The only biblio-story making any waves at all today is this one, a Gawker report that a U.S. publisher (thus far unidentified) posted an ad on the LA Craigslist site seeking "ghost-signers" - fourteen people to sign "copies of a newly released book on behalf of the authors. You will need to be able to copy the look and style of both author's [sic] signatures." They'll pay $25 per 200 books signed.
Ian says "It used to be that you could at least count on publisher's signed copies to be legit...oh well." He also notes that the Guardian picked up the story. Richard Davies at Reading Copy adds "That’s a nice, easy life for those two authors - no aching wrists or mindnumbing boredom of signing book after book after book. On the secondhand and rare book market, any book advertised as signed by the author but in fact signed by someone else is basically fraud. I’m sure buyers and booksellers will not be happy about this development."
It's not basically fraud, it is fraud. Or sanctioned forgery, as Michael Lieberman so nicely puts it.

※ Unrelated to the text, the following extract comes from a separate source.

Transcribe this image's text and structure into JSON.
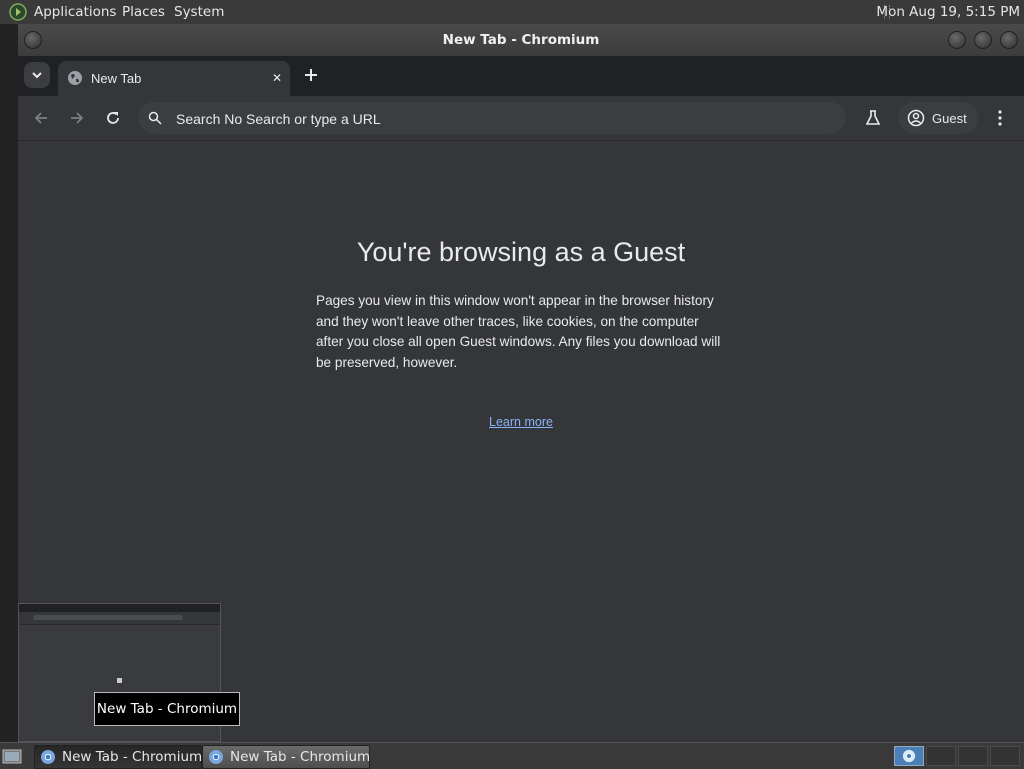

Joyce coins a new term for this "practice": crapple tunnel syndrome. I like it.
Currently the website of the ad agency whose phone number was listed on the posting and the blog of said agency's leader, Nance Rosen, are not functioning. The ad itself is still live, here. The phone number for "details" is (310) 837-0513 - if anybody's reading in the LA area (or not) and wants to give them a call (I just tried, no answer), try to find out what the authors' names are. A prize to the first person who makes the discovery.
[Update: The Exile Bibliophile has some news; he got through to someone: "I just got a very tired young lady on the phone and asked about the position. She said, 'It was a mistake. A big misunderstanding. That project is not going forward.' She said the ad was, or should be, taken down already. I asked which authors it was for, and she said she was not privileged to give out that information. I asked which publisher and got the same answer only more curt." Good sleuthing!]